Honey: Tasty, sweet… and an antibiotic?
It’s true! Honey is not only used as a sweetener in food or for a quick snack — it also has many medicinal properties that make it ideal for healing wounds on humans and sea turtles alike! From anti-inflammatory and antibacterial properties to fighting fungus and decreasing swelling, honey has become a popular wound treatment in our Sea Turtle Care Center™.
How It Works
Used in either a bandage or topical ointment form, our Care Center staff and vet team applies the honey to an array of wounds on our sea turtle patients. For deeper injuries, like from a boat strike or shark attack, honey-saturated gauze is packed into the wound and covered with a thin, clear bandage. The protective layer over the honey-soaked wound serves as a waterproof barrier, prolonging the wear of the treatment and increasing its overall effectiveness.
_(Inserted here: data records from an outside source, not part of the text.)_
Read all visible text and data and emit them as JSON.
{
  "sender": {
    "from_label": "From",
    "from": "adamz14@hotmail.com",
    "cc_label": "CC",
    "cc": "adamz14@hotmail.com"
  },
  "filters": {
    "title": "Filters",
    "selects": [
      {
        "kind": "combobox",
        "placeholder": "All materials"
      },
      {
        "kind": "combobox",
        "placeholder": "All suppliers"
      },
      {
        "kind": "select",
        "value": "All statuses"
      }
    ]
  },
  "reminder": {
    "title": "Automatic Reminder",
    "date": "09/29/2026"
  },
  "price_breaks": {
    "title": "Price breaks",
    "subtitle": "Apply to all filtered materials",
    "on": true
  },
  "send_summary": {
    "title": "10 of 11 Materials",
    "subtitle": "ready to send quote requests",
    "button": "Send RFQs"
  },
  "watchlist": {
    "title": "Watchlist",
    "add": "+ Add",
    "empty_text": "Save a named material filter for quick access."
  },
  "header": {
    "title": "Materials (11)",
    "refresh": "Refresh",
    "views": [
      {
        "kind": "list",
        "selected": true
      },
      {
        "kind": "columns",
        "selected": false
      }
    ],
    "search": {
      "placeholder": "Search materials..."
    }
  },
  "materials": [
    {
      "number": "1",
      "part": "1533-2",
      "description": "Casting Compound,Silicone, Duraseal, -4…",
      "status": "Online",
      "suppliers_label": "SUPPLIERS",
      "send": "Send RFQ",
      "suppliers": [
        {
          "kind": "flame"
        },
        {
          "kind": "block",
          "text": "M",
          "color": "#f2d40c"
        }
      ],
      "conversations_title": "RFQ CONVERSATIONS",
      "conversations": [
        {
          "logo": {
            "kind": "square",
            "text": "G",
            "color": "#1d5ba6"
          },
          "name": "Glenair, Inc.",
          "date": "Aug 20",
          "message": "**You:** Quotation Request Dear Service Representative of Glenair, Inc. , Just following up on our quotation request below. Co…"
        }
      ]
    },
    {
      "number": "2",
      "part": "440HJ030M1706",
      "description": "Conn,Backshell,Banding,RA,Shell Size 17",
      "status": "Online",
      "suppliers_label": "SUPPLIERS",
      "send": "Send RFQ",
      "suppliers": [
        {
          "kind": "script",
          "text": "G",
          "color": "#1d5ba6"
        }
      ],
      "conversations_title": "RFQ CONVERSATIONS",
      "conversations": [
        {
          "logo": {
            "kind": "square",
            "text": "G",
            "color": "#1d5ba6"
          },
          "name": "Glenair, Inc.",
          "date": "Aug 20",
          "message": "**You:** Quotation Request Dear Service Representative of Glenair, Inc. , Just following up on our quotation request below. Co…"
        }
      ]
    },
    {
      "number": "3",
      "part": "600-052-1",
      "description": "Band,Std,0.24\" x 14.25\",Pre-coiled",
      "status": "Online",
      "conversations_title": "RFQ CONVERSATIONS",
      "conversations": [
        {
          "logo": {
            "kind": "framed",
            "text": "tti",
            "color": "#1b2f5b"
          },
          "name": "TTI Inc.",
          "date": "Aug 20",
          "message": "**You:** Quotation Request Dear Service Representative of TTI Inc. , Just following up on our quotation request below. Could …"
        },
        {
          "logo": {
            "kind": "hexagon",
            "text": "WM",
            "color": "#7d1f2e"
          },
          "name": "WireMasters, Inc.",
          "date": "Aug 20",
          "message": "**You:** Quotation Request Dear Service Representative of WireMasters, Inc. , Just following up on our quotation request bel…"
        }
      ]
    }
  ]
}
For more surface-level injuries, the honey is applied directly to the wound.
No Harm, Just Sweet
Now, you may be wondering what happens if the bandages fall out or the sea turtle decides to eat some of the honey solution. Have no fear! Since the honey is medical-grade, it’s completely safe for our patients and poses no threat at all to their health or rehabilitation processes. In fact, the honey solution will actually dissolve in their systems and be nothing more than a sweet treat!
Bees in the Hive
So, who are some of our patients who experienced the medicinal benefits of honey? We used it on Bea, a loggerhead initially admitted with debilitated turtle syndrome, to treat her multiple skin lesions during her rehabilitation. We also used it on little Scorpio, a cold-stunned Kemp’s ridley, to treat their dermatitis on their neck. Lastly, we used it on Bloodstone, a loggerhead admitted with boat strike injuries, to treat their multiple injuries.
Published February 28, 2023
All sea turtle conservation work is authorized by the SC Department of Natural Resources Marine Turtle Permit No. 2023-0004.